> _Exercise directions_: Locate all lines in the data below that hold "here" and show them.

> _Source material_:
------------------------------------------------------------------------
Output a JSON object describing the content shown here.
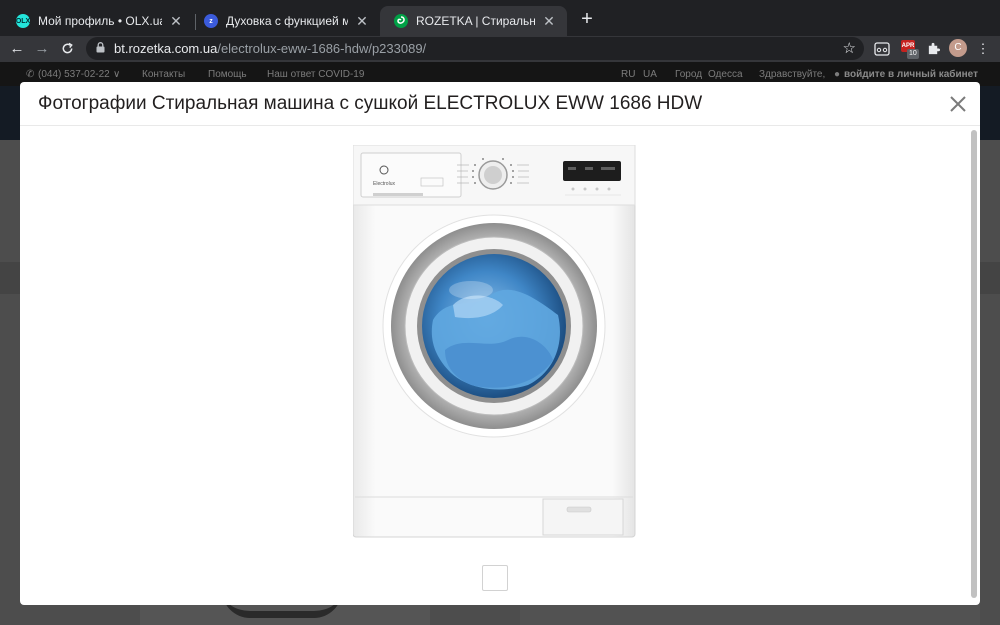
{
  "browser": {
    "tabs": [
      {
        "title": "Мой профиль • OLX.ua",
        "favicon": "olx-favicon",
        "favicon_text": "OLX",
        "favicon_color": "#23e5db"
      },
      {
        "title": "Духовка с функцией микрово",
        "favicon": "zakaz-favicon",
        "favicon_text": "z",
        "favicon_color": "#3b5bdb"
      },
      {
        "title": "ROZETKA | Стиральная маши",
        "favicon": "rozetka-favicon",
        "favicon_text": "",
        "favicon_color": "#00a046"
      }
    ],
    "url_host": "bt.rozetka.com.ua",
    "url_path": "/electrolux-eww-1686-hdw/p233089/",
    "extension_badge": "10",
    "extension_label": "APR",
    "profile_initial": "C"
  },
  "site_topbar": {
    "phone": "(044) 537-02-22",
    "contacts": "Контакты",
    "help": "Помощь",
    "covid": "Наш ответ COVID-19",
    "lang_ru": "RU",
    "lang_ua": "UA",
    "city_label": "Город",
    "city": "Одесса",
    "greeting": "Здравствуйте,",
    "login": "войдите в личный кабинет"
  },
  "modal": {
    "title": "Фотографии Стиральная машина с сушкой ELECTROLUX EWW 1686 HDW",
    "photo_brand": "Electrolux"
  }
}
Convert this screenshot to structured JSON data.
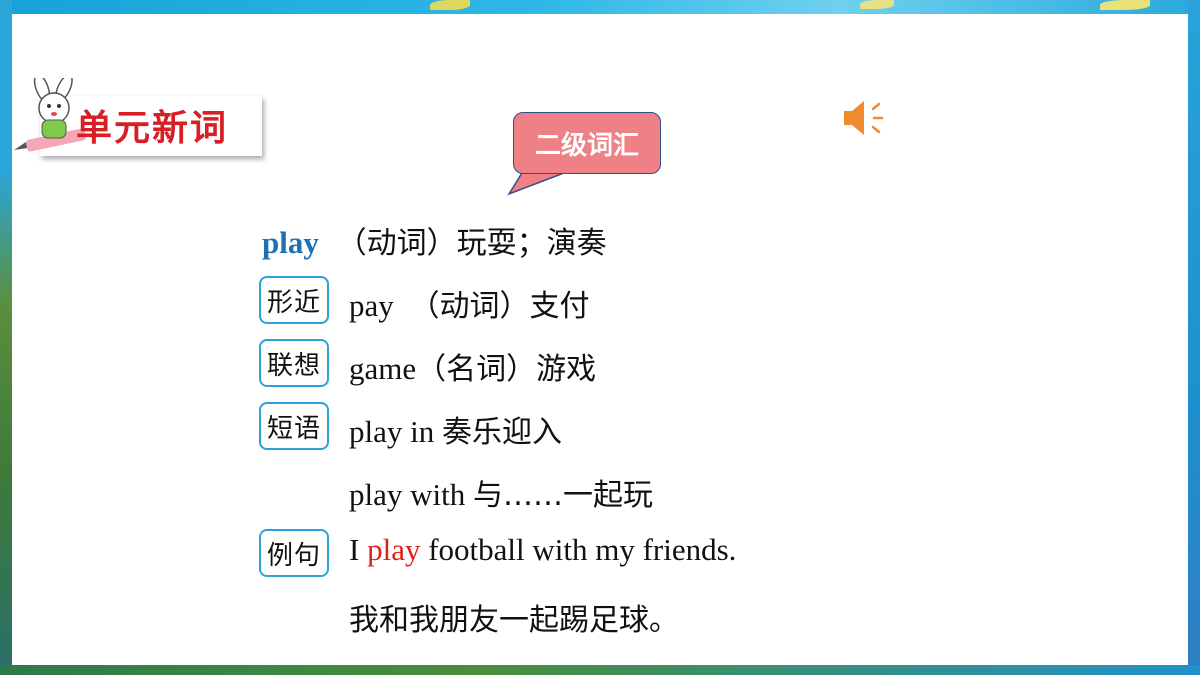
{
  "header": {
    "section_title": "单元新词",
    "level_bubble": "二级词汇"
  },
  "icons": {
    "mascot": "rabbit-pencil-mascot-icon",
    "audio": "speaker-icon"
  },
  "colors": {
    "title_red": "#d81f26",
    "headword_blue": "#1e6fb4",
    "tag_border": "#2ba3d8",
    "bubble_pink": "#ee8086",
    "highlight_red": "#e0201b"
  },
  "entry": {
    "headword": "play",
    "definition": "（动词）玩耍；演奏",
    "similar": {
      "tag": "形近",
      "word": "pay",
      "meaning": "（动词）支付"
    },
    "association": {
      "tag": "联想",
      "word": "game",
      "meaning": "（名词）游戏"
    },
    "phrases": {
      "tag": "短语",
      "items": [
        {
          "en": "play in",
          "cn": "奏乐迎入"
        },
        {
          "en": "play with",
          "cn": "与……一起玩"
        }
      ]
    },
    "example": {
      "tag": "例句",
      "before": "I",
      "highlight": "play",
      "after": "football with my friends.",
      "translation": "我和我朋友一起踢足球。"
    }
  }
}
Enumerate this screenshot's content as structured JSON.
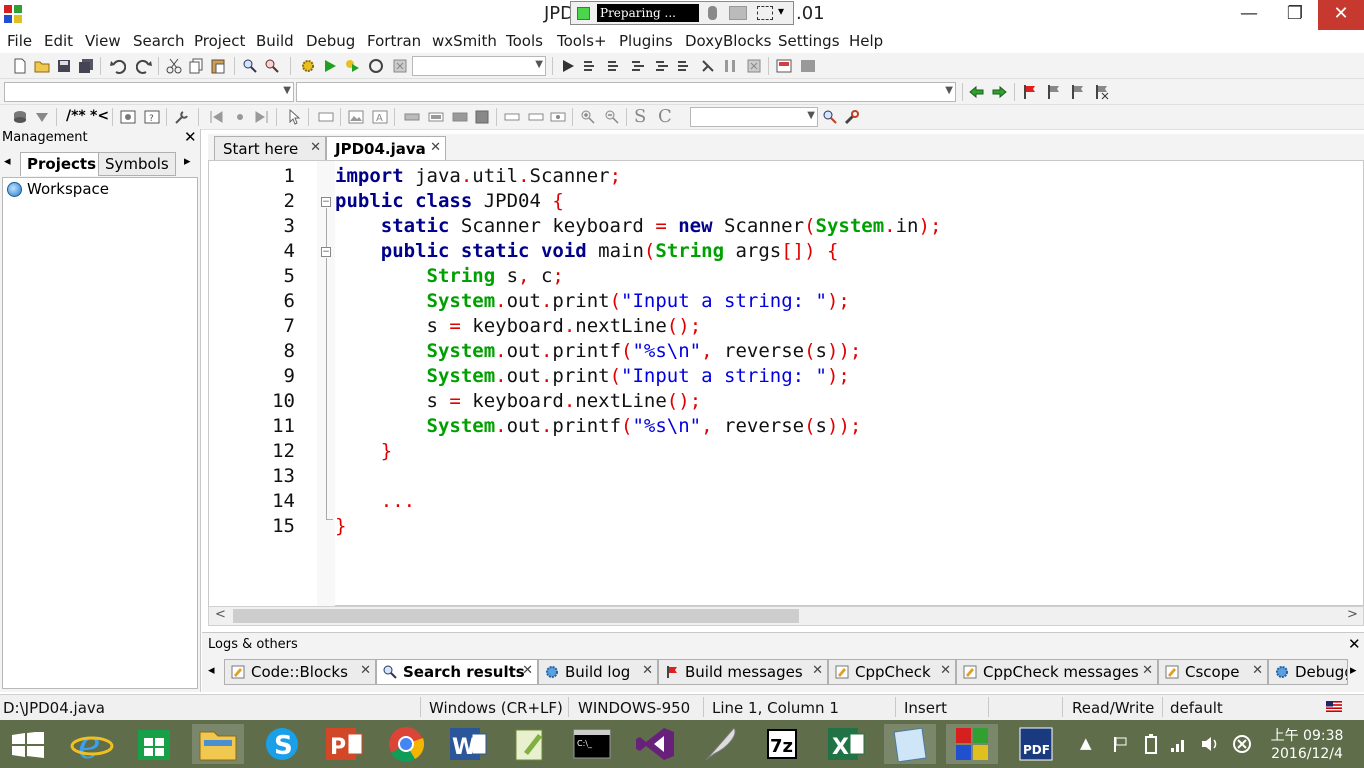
{
  "titlebar": {
    "title": "JPD",
    "title_suffix": ".01",
    "ime_status": "Preparing ...",
    "ime_arrow": "▾",
    "min": "—",
    "max": "❐",
    "close": "✕"
  },
  "menu": [
    "File",
    "Edit",
    "View",
    "Search",
    "Project",
    "Build",
    "Debug",
    "Fortran",
    "wxSmith",
    "Tools",
    "Tools+",
    "Plugins",
    "DoxyBlocks",
    "Settings",
    "Help"
  ],
  "toolbar3": {
    "doc_comment": "/**",
    "line_comment": "*<"
  },
  "management": {
    "title": "Management",
    "close": "✕",
    "tabs": [
      "Projects",
      "Symbols"
    ],
    "tab_left": "◂",
    "tab_right": "▸",
    "tree_root": "Workspace"
  },
  "editor": {
    "tabs": [
      {
        "label": "Start here",
        "active": false
      },
      {
        "label": "JPD04.java",
        "active": true
      }
    ],
    "tab_close": "✕",
    "lines": [
      "1",
      "2",
      "3",
      "4",
      "5",
      "6",
      "7",
      "8",
      "9",
      "10",
      "11",
      "12",
      "13",
      "14",
      "15"
    ],
    "fold_marker": "−",
    "code_tokens": {
      "import": "import",
      "import_path_1": " java",
      "import_path_2": "util",
      "import_path_3": "Scanner",
      "dot": ".",
      "semi": ";",
      "public": "public",
      "class": "class",
      "class_name": " JPD04 ",
      "lbrace": "{",
      "rbrace": "}",
      "static": "static",
      "scanner_type": " Scanner keyboard ",
      "eq": "=",
      "new": "new",
      "scanner_ctor": " Scanner",
      "lparen": "(",
      "rparen": ")",
      "system": "System",
      "in": "in",
      "void": "void",
      "main": " main",
      "string": "String",
      "args": " args",
      "brackets": "[]",
      "s_c": " s",
      "comma": ",",
      "c": " c",
      "out": "out",
      "print": "print",
      "printf": "printf",
      "prompt": "\"Input a string: \"",
      "fmt": "\"%s\\n\"",
      "reverse": " reverse",
      "s": "s",
      "s_assign": "s ",
      "keyboard": " keyboard",
      "nextline": "nextLine",
      "ellipsis": "..."
    },
    "hscroll_left": "<",
    "hscroll_right": ">"
  },
  "logs": {
    "title": "Logs & others",
    "close": "✕",
    "nav_left": "◂",
    "nav_right": "▸",
    "tabs": [
      {
        "label": "Code::Blocks",
        "icon": "note-icon"
      },
      {
        "label": "Search results",
        "icon": "search-icon",
        "active": true
      },
      {
        "label": "Build log",
        "icon": "gear-icon"
      },
      {
        "label": "Build messages",
        "icon": "flag-icon"
      },
      {
        "label": "CppCheck",
        "icon": "note-icon"
      },
      {
        "label": "CppCheck messages",
        "icon": "note-icon"
      },
      {
        "label": "Cscope",
        "icon": "note-icon"
      },
      {
        "label": "Debugger",
        "icon": "gear-icon"
      }
    ],
    "tab_close": "✕"
  },
  "status": {
    "file": "D:\\JPD04.java",
    "eol": "Windows (CR+LF)",
    "encoding": "WINDOWS-950",
    "position": "Line 1, Column 1",
    "mode": "Insert",
    "access": "Read/Write",
    "profile": "default"
  },
  "taskbar": {
    "apps": [
      "start",
      "ie",
      "store",
      "explorer",
      "skype",
      "powerpoint",
      "chrome",
      "word",
      "notepadpp",
      "cmd",
      "visualstudio",
      "quill",
      "7zip",
      "excel",
      "notepad",
      "codeblocks",
      "pdf"
    ],
    "seven_zip_label": "7z",
    "cmd_label": "C:\\_",
    "tray_arrow": "▲",
    "tray_close": "✕",
    "time": "上午 09:38",
    "date": "2016/12/4"
  },
  "colors": {
    "keyword": "#00008b",
    "type": "#00a000",
    "operator": "#e00000",
    "string": "#0000e0",
    "taskbar": "#5f6d4a"
  }
}
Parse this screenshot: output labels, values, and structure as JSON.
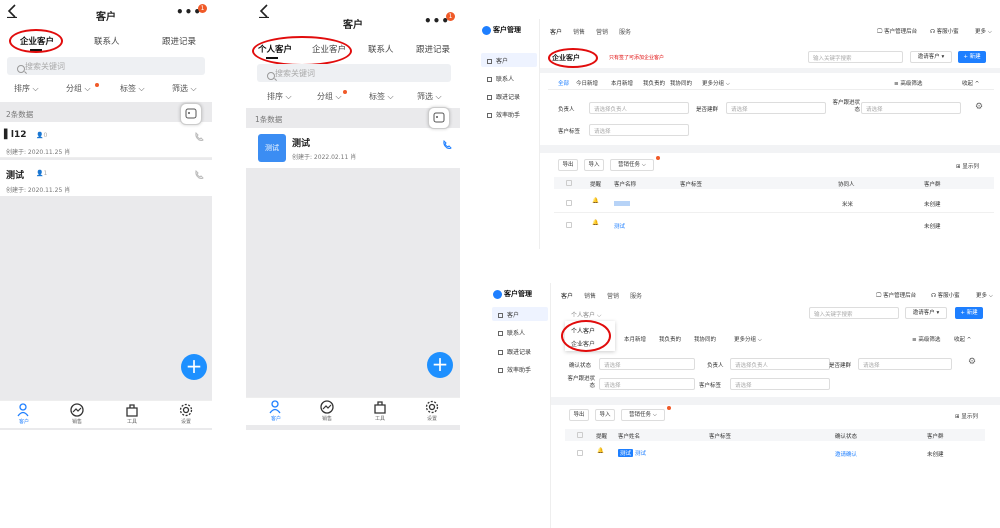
{
  "m1": {
    "title": "客户",
    "badge": "1",
    "tabs": [
      "企业客户",
      "联系人",
      "跟进记录"
    ],
    "search_placeholder": "搜索关键词",
    "filters": [
      "排序",
      "分组",
      "标签",
      "筛选"
    ],
    "count": "2条数据",
    "rows": [
      {
        "name": "l12",
        "meta": "0",
        "created": "创建于: 2020.11.25",
        "owner": "肖"
      },
      {
        "name": "测试",
        "meta": "1",
        "created": "创建于: 2020.11.25",
        "owner": "肖"
      }
    ],
    "nav": [
      "客户",
      "销售",
      "工具",
      "设置"
    ],
    "fab": "+"
  },
  "m2": {
    "title": "客户",
    "badge": "1",
    "tabs": [
      "个人客户",
      "企业客户",
      "联系人",
      "跟进记录"
    ],
    "search_placeholder": "搜索关键词",
    "filters": [
      "排序",
      "分组",
      "标签",
      "筛选"
    ],
    "count": "1条数据",
    "row": {
      "avatar": "测试",
      "name": "测试",
      "created": "创建于: 2022.02.11",
      "owner": "肖"
    },
    "nav": [
      "客户",
      "销售",
      "工具",
      "设置"
    ],
    "fab": "+"
  },
  "w1": {
    "logo": "客户管理",
    "side": [
      "客户",
      "联系人",
      "跟进记录",
      "效率助手"
    ],
    "top_tabs": [
      "客户",
      "销售",
      "营销",
      "服务"
    ],
    "top_right": [
      "客户管理后台",
      "客服小蜜",
      "更多"
    ],
    "tab_label": "企业客户",
    "note": "只有签了可添加企业客户",
    "search_placeholder": "输入关键字搜索",
    "invite": "邀请客户",
    "new": "+ 新建",
    "quick": [
      "全部",
      "今日新增",
      "本月新增",
      "我负责的",
      "我协同的",
      "更多分组"
    ],
    "adv": "高级筛选",
    "collapse": "收起",
    "f_owner": "负责人",
    "f_owner_ph": "请选择负责人",
    "f_linked": "是否建群",
    "f_select": "请选择",
    "f_follow": "客户跟进状态",
    "f_tag": "客户标签",
    "actions": [
      "导出",
      "导入",
      "营销任务"
    ],
    "display": "显示列",
    "headers": [
      "提醒",
      "客户名称",
      "客户标签",
      "协同人",
      "客户群"
    ],
    "rows": [
      {
        "name": "",
        "co": "米米",
        "group": "未创建"
      },
      {
        "name": "测试",
        "co": "",
        "group": "未创建"
      }
    ]
  },
  "w2": {
    "logo": "客户管理",
    "side": [
      "客户",
      "联系人",
      "跟进记录",
      "效率助手"
    ],
    "top_tabs": [
      "客户",
      "销售",
      "营销",
      "服务"
    ],
    "top_right": [
      "客户管理后台",
      "客服小蜜",
      "更多"
    ],
    "tab_label": "个人客户",
    "menu": [
      "个人客户",
      "企业客户"
    ],
    "search_placeholder": "输入关键字搜索",
    "invite": "邀请客户",
    "new": "+ 新建",
    "quick": [
      "本月新增",
      "我负责的",
      "我协同的",
      "更多分组"
    ],
    "adv": "高级筛选",
    "collapse": "收起",
    "f_confirm": "确认状态",
    "f_select": "请选择",
    "f_owner": "负责人",
    "f_owner_ph": "请选择负责人",
    "f_linked": "是否建群",
    "f_follow": "客户跟进状态",
    "f_tag": "客户标签",
    "actions": [
      "导出",
      "导入",
      "营销任务"
    ],
    "display": "显示列",
    "headers": [
      "提醒",
      "客户姓名",
      "客户标签",
      "确认状态",
      "客户群"
    ],
    "row": {
      "tag": "测试",
      "name": "测试",
      "status": "邀请确认",
      "group": "未创建"
    }
  }
}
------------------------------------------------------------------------
> _Written response_:
Output a JSON object describing the content shown here.
        "label": "Start here",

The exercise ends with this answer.